#### WHAT THE EXERCISE ASKS:
Go through the entries and write each one out again unchanged.

#### GIVEN ENTRIES:
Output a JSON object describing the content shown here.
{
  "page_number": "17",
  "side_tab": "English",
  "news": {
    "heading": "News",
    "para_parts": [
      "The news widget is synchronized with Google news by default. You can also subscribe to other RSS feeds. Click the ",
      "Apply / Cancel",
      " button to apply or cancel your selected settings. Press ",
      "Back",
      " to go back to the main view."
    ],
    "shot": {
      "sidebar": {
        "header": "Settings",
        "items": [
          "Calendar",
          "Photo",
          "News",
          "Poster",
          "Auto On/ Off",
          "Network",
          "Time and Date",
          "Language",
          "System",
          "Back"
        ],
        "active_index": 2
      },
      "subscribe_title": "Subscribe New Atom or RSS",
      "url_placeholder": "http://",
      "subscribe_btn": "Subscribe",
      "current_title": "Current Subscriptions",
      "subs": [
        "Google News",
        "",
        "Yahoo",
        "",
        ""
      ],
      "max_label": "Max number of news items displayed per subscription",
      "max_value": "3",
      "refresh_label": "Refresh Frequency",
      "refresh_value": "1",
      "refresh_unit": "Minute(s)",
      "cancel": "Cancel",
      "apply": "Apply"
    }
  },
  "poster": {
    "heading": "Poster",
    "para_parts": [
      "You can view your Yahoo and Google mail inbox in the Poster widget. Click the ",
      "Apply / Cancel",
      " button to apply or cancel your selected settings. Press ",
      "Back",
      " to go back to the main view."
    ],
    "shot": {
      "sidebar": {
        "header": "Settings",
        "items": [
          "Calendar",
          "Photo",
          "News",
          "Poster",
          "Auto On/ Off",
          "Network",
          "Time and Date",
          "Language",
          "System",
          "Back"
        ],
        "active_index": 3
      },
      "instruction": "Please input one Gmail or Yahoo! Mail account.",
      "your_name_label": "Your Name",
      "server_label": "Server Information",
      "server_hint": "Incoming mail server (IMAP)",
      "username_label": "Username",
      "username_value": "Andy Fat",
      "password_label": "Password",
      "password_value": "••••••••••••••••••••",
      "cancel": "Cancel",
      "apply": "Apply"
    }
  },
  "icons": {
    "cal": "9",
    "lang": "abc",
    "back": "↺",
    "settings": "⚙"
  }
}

#### ANSWER TO THE EXERCISE:
Output a JSON object describing the content shown here.
{
  "page_number": "17",
  "side_tab": "English",
  "news": {
    "heading": "News",
    "para_parts": [
      "The news widget is synchronized with Google news by default. You can also subscribe to other RSS feeds. Click the ",
      "Apply / Cancel",
      " button to apply or cancel your selected settings. Press ",
      "Back",
      " to go back to the main view."
    ],
    "shot": {
      "sidebar": {
        "header": "Settings",
        "items": [
          "Calendar",
          "Photo",
          "News",
          "Poster",
          "Auto On/ Off",
          "Network",
          "Time and Date",
          "Language",
          "System",
          "Back"
        ],
        "active_index": 2
      },
      "subscribe_title": "Subscribe New Atom or RSS",
      "url_placeholder": "http://",
      "subscribe_btn": "Subscribe",
      "current_title": "Current Subscriptions",
      "subs": [
        "Google News",
        "",
        "Yahoo",
        "",
        ""
      ],
      "max_label": "Max number of news items displayed per subscription",
      "max_value": "3",
      "refresh_label": "Refresh Frequency",
      "refresh_value": "1",
      "refresh_unit": "Minute(s)",
      "cancel": "Cancel",
      "apply": "Apply"
    }
  },
  "poster": {
    "heading": "Poster",
    "para_parts": [
      "You can view your Yahoo and Google mail inbox in the Poster widget. Click the ",
      "Apply / Cancel",
      " button to apply or cancel your selected settings. Press ",
      "Back",
      " to go back to the main view."
    ],
    "shot": {
      "sidebar": {
        "header": "Settings",
        "items": [
          "Calendar",
          "Photo",
          "News",
          "Poster",
          "Auto On/ Off",
          "Network",
          "Time and Date",
          "Language",
          "System",
          "Back"
        ],
        "active_index": 3
      },
      "instruction": "Please input one Gmail or Yahoo! Mail account.",
      "your_name_label": "Your Name",
      "server_label": "Server Information",
      "server_hint": "Incoming mail server (IMAP)",
      "username_label": "Username",
      "username_value": "Andy Fat",
      "password_label": "Password",
      "password_value": "••••••••••••••••••••",
      "cancel": "Cancel",
      "apply": "Apply"
    }
  },
  "icons": {
    "cal": "9",
    "lang": "abc",
    "back": "↺",
    "settings": "⚙"
  }
}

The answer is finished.